Eliminate Spider Traps
Search engines use special programs, known as spiders (or crawlers) to harvest your pages on a regular basis. The spiders come visiting your site and can usually grab your content and store it away in the search index, but not always. What is it about your Web site that traps a spider, anyway? The list is long and distinguished:
- You are telling the spider to scram. Spiders will stay away from parts of your site (or even your whole site) if your robots.txt file tells them to. In addition, robots tags in your Web pages can request that the spider leave those pages out of the search index. Check your robots directives to ensure that nothing is excluded from search indexes in error.
- Your navigation requires a human being. If your site requires visitors to click buttons in pop-up windows or fill out registration forms to see some of your pages, the spiders won't be able to do that. To open your site to the spiders, you must change these navigation techniques or offer alternatives that use regular links on your pages.
- Your pages are poorly coded. Browsers are incredibly forgiving of incorrect HTML coding, but spiders are far less so. Most Web sites are rife with coding errors that visitors never notice, but may cause content to be lost or misinterpreted if uncorrected. Make sure that all new and changed Web pages on your site are run through the HTML validator before going public.
- You don't answer the door. You won't know in advance when the spider will come to call, so you need to be ready all the time. If your server is down for maintenance, or just plain slow, spiders will go knock on someone else's door.

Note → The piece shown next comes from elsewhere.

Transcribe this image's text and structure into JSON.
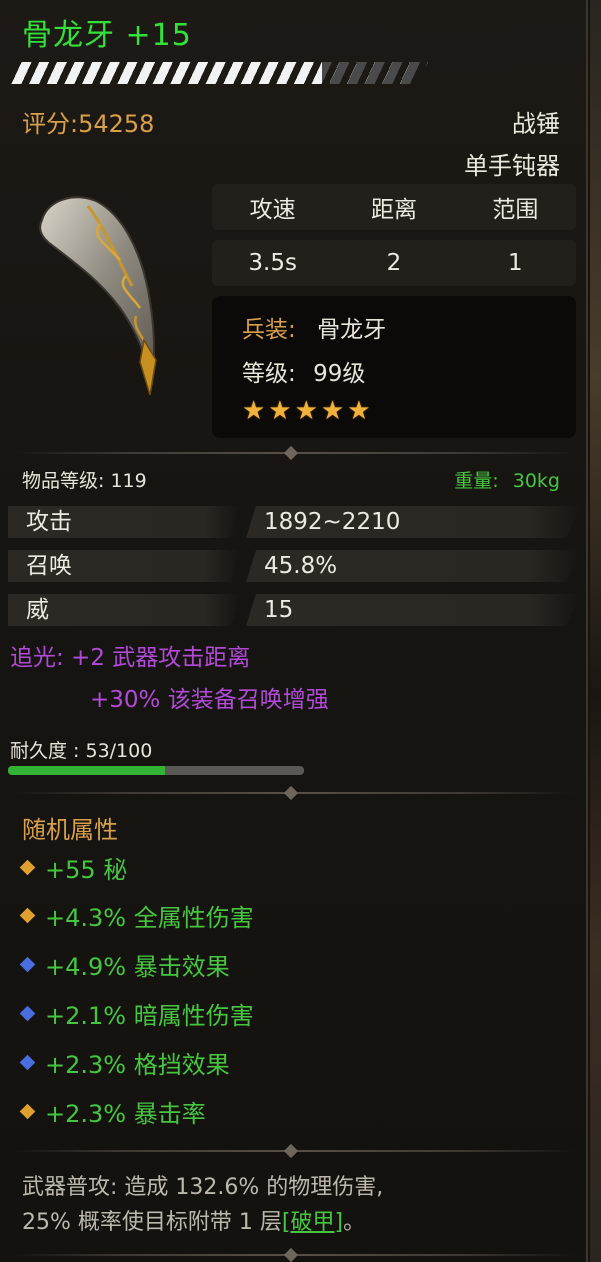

Every page on your site may contain one or more of these spider traps, so it pays to be vigilant. Every trap you remove allows more pages on your site to be indexed.